Website in Swedish with links to sites on and in many languages
Hans Rausing Endangered Languages Project: Language Documentation: What is it?
Information on equipment, formats, and archiving, and examples of documentation
Indigenous Peoples Issues & Resources
a worldwide network of organizations, academics, activists, indigenous groups, and others representing indigenous and tribal peoples
Technology-enhanced language revitalization
Include ILAT (Indigenous Languages and Technology) discussion list.
Information on the people of Kamchatka
Linguistic fieldwork preparation: a guide for field linguists
syllabi, funding, technology, ethics, readings, bibliography
Papua New Guinea Language Resources
Phonologies, grammars, dictionaries, literacy, language maps for many PNG languages
Resource network for linguistic diversity
Networking practitioners working to record,retrieve & reintroduce endangered languages
child language acquisition in three Australian Aboriginal communities
The Digital Endangered Languages and Musics Archives Network
The Pacific And Regional Archive for Digital Sources in Endangered Cultures
Murriny-Patha Song Project
Documenting the language and music of public songs and dances composed and performed by Murriny Patha-speaking people
The Project for Free Electronic Dictionaries
Endangered language documentation and archiving, funded by the Volkswagen Foundation and sponsored by the Max Planck Institute, Nijmegen.

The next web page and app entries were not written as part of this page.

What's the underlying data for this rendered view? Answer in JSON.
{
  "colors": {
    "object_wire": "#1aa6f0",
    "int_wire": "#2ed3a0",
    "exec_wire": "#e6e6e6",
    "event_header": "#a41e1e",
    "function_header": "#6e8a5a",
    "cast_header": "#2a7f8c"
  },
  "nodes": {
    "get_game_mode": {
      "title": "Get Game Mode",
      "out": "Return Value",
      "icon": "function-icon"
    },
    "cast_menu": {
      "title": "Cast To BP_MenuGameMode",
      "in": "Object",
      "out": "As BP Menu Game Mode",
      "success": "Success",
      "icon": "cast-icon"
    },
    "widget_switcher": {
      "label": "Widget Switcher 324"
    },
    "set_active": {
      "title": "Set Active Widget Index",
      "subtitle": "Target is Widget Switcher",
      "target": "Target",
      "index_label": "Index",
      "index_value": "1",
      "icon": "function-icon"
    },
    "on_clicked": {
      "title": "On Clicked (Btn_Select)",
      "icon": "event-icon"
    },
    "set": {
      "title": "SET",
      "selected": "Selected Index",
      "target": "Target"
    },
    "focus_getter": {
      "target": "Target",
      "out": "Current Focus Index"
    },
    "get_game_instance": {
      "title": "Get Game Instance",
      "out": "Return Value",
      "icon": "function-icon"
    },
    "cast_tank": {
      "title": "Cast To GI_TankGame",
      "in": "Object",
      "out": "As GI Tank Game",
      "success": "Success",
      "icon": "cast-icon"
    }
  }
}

Documenting endangered languages at the University of Sydney
Exploring methods and technology for streaming media and interlinear text